Action item = The answer must be every line of the records in which the string "JSON" appears.

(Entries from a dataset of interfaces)
== Segment start ==

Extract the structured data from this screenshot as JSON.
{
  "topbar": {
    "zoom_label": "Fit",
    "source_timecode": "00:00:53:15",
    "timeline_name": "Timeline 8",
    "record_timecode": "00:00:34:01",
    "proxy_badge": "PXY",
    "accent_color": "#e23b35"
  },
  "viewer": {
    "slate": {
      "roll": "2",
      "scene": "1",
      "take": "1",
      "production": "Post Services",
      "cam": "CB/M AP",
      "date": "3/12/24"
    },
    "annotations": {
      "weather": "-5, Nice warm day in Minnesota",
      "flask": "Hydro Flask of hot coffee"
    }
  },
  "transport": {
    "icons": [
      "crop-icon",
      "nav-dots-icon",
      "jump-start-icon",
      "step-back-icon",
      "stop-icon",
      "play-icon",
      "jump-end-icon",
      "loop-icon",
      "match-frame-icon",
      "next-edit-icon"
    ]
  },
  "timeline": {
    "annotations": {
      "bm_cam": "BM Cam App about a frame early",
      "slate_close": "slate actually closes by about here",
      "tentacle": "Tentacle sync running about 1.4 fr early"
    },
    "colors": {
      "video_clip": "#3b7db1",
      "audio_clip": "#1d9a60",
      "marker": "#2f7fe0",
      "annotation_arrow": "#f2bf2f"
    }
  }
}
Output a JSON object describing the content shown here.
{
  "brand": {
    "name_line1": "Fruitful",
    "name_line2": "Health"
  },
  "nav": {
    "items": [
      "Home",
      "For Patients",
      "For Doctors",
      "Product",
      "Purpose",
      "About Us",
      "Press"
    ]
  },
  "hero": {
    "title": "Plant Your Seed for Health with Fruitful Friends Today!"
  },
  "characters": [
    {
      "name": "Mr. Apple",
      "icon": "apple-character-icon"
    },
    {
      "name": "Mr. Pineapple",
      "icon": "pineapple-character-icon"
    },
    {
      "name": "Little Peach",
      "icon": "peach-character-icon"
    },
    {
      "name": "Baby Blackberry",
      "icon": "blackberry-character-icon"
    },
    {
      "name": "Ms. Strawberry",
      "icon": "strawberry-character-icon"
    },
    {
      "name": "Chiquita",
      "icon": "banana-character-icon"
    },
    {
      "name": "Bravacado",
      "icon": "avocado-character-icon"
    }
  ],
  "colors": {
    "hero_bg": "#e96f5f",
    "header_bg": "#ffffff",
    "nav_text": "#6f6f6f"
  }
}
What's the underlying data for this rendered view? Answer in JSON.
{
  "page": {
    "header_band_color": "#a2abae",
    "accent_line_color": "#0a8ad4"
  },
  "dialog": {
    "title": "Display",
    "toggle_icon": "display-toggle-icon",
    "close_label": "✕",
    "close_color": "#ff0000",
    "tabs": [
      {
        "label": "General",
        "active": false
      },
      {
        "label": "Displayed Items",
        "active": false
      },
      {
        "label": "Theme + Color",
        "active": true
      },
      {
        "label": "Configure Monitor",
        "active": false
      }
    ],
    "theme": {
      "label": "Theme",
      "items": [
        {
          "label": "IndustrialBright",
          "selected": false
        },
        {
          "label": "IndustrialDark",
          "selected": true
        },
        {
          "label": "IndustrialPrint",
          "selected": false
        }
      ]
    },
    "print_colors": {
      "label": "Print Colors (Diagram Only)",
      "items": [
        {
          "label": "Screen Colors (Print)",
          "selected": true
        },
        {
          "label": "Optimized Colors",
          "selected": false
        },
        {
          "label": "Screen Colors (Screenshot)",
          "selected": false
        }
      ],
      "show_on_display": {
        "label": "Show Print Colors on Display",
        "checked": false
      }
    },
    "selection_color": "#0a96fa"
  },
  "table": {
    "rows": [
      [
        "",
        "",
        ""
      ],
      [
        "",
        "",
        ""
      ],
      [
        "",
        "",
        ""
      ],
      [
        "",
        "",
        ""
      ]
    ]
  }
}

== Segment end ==

The completed task =
Extract the structured data from this screenshot as JSON.
Output a JSON object describing the content shown here.
What's the underlying data for this rendered view? Answer in JSON.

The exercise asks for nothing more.